Exercise instructions: Read the records and write them out again exactly.
··· Entries provided
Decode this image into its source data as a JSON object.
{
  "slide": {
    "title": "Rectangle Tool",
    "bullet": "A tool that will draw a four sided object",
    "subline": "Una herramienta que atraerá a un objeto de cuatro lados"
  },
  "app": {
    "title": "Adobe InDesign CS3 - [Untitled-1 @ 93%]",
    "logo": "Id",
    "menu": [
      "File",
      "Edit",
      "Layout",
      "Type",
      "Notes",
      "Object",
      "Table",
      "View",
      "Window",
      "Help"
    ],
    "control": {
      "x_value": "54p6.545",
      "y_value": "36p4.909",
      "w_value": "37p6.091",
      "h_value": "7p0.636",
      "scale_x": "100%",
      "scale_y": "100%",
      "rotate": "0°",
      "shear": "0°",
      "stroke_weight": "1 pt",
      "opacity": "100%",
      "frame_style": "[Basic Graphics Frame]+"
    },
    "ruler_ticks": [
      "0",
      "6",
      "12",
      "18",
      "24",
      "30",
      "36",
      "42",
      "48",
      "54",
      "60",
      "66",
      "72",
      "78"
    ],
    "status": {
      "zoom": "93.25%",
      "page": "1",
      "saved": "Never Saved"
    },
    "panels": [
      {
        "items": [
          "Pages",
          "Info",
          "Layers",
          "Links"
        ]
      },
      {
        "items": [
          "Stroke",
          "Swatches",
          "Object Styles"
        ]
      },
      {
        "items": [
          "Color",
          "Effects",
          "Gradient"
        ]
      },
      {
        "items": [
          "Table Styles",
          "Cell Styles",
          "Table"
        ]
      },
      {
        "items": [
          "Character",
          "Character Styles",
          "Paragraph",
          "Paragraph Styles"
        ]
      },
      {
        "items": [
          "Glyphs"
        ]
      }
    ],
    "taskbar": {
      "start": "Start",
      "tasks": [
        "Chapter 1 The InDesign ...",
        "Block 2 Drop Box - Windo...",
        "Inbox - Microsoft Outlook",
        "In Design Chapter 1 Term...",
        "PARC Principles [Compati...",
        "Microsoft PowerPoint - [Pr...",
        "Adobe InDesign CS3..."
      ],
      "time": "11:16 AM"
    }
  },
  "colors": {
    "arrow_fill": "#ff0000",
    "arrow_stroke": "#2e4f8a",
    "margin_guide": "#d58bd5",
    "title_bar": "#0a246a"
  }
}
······
Answer space:
Decode this image into its source data as a JSON object.
{
  "slide": {
    "title": "Rectangle Tool",
    "bullet": "A tool that will draw a four sided object",
    "subline": "Una herramienta que atraerá a un objeto de cuatro lados"
  },
  "app": {
    "title": "Adobe InDesign CS3 - [Untitled-1 @ 93%]",
    "logo": "Id",
    "menu": [
      "File",
      "Edit",
      "Layout",
      "Type",
      "Notes",
      "Object",
      "Table",
      "View",
      "Window",
      "Help"
    ],
    "control": {
      "x_value": "54p6.545",
      "y_value": "36p4.909",
      "w_value": "37p6.091",
      "h_value": "7p0.636",
      "scale_x": "100%",
      "scale_y": "100%",
      "rotate": "0°",
      "shear": "0°",
      "stroke_weight": "1 pt",
      "opacity": "100%",
      "frame_style": "[Basic Graphics Frame]+"
    },
    "ruler_ticks": [
      "0",
      "6",
      "12",
      "18",
      "24",
      "30",
      "36",
      "42",
      "48",
      "54",
      "60",
      "66",
      "72",
      "78"
    ],
    "status": {
      "zoom": "93.25%",
      "page": "1",
      "saved": "Never Saved"
    },
    "panels": [
      {
        "items": [
          "Pages",
          "Info",
          "Layers",
          "Links"
        ]
      },
      {
        "items": [
          "Stroke",
          "Swatches",
          "Object Styles"
        ]
      },
      {
        "items": [
          "Color",
          "Effects",
          "Gradient"
        ]
      },
      {
        "items": [
          "Table Styles",
          "Cell Styles",
          "Table"
        ]
      },
      {
        "items": [
          "Character",
          "Character Styles",
          "Paragraph",
          "Paragraph Styles"
        ]
      },
      {
        "items": [
          "Glyphs"
        ]
      }
    ],
    "taskbar": {
      "start": "Start",
      "tasks": [
        "Chapter 1 The InDesign ...",
        "Block 2 Drop Box - Windo...",
        "Inbox - Microsoft Outlook",
        "In Design Chapter 1 Term...",
        "PARC Principles [Compati...",
        "Microsoft PowerPoint - [Pr...",
        "Adobe InDesign CS3..."
      ],
      "time": "11:16 AM"
    }
  },
  "colors": {
    "arrow_fill": "#ff0000",
    "arrow_stroke": "#2e4f8a",
    "margin_guide": "#d58bd5",
    "title_bar": "#0a246a"
  }
}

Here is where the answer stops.